(App and web page records)
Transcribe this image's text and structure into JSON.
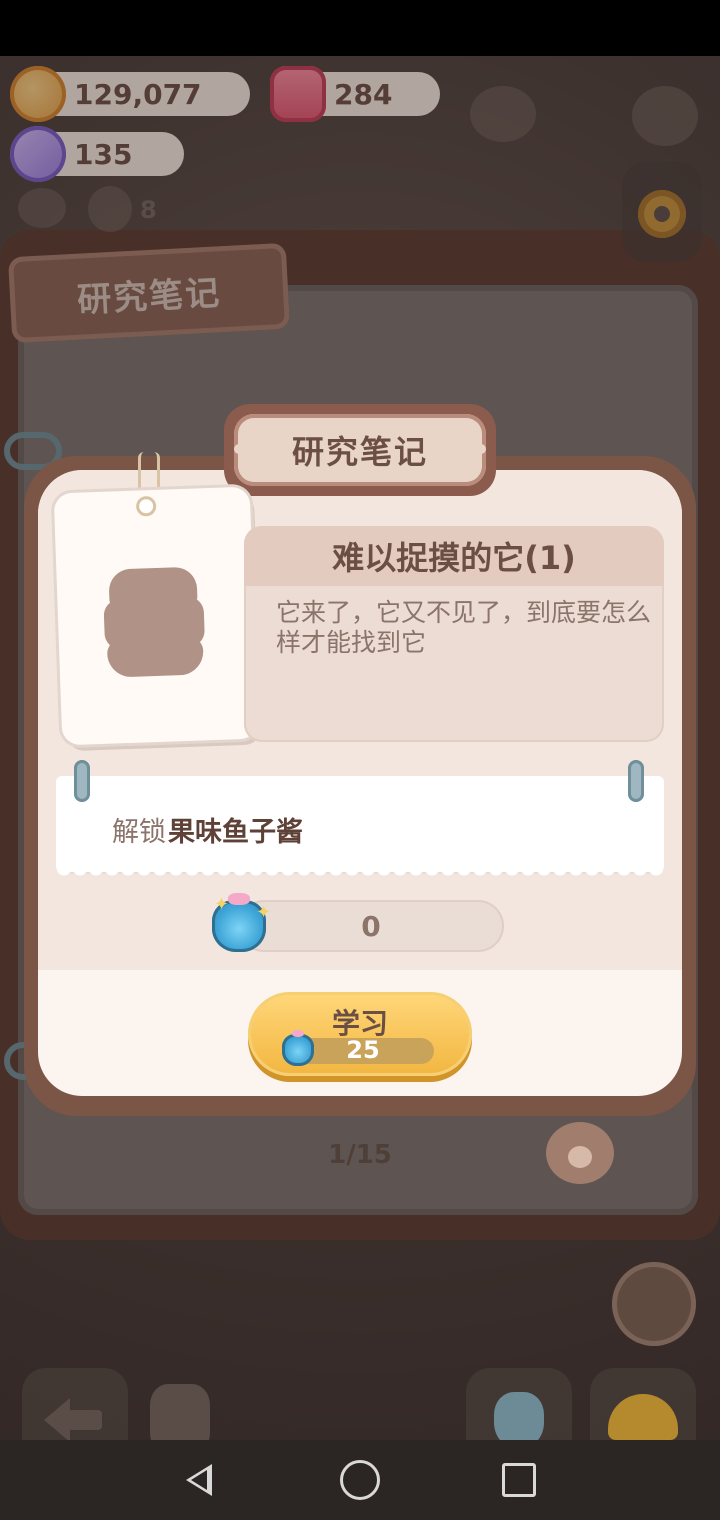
{
  "currencies": {
    "cookies": "129,077",
    "candles": "284",
    "tickets": "135"
  },
  "background": {
    "tab_title": "研究笔记",
    "counter": "8"
  },
  "dialog": {
    "title": "研究笔记",
    "note_title": "难以捉摸的它(1)",
    "note_desc": "它来了，它又不见了，到底要怎么样才能找到它",
    "unlock_prefix": "解锁",
    "unlock_item": "果味鱼子酱",
    "progress_value": "0",
    "progress_fraction": 0,
    "study_label": "学习",
    "study_cost": "25"
  },
  "pagination": {
    "page": "1/15"
  },
  "icons": {
    "cookie": "cookie-icon",
    "candle": "candle-icon",
    "ticket": "ticket-icon",
    "settings": "gear-icon",
    "gem_bag": "gem-bag-icon",
    "paw": "paw-icon",
    "back": "back-arrow-icon"
  },
  "colors": {
    "accent": "#f2b640",
    "frame": "#7b5647",
    "panel": "#fbf4ef"
  }
}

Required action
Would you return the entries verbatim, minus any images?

Solution
Transcribe this image's text and structure into JSON.
{
  "currencies": {
    "cookies": "129,077",
    "candles": "284",
    "tickets": "135"
  },
  "background": {
    "tab_title": "研究笔记",
    "counter": "8"
  },
  "dialog": {
    "title": "研究笔记",
    "note_title": "难以捉摸的它(1)",
    "note_desc": "它来了，它又不见了，到底要怎么样才能找到它",
    "unlock_prefix": "解锁",
    "unlock_item": "果味鱼子酱",
    "progress_value": "0",
    "progress_fraction": 0,
    "study_label": "学习",
    "study_cost": "25"
  },
  "pagination": {
    "page": "1/15"
  },
  "icons": {
    "cookie": "cookie-icon",
    "candle": "candle-icon",
    "ticket": "ticket-icon",
    "settings": "gear-icon",
    "gem_bag": "gem-bag-icon",
    "paw": "paw-icon",
    "back": "back-arrow-icon"
  },
  "colors": {
    "accent": "#f2b640",
    "frame": "#7b5647",
    "panel": "#fbf4ef"
  }
}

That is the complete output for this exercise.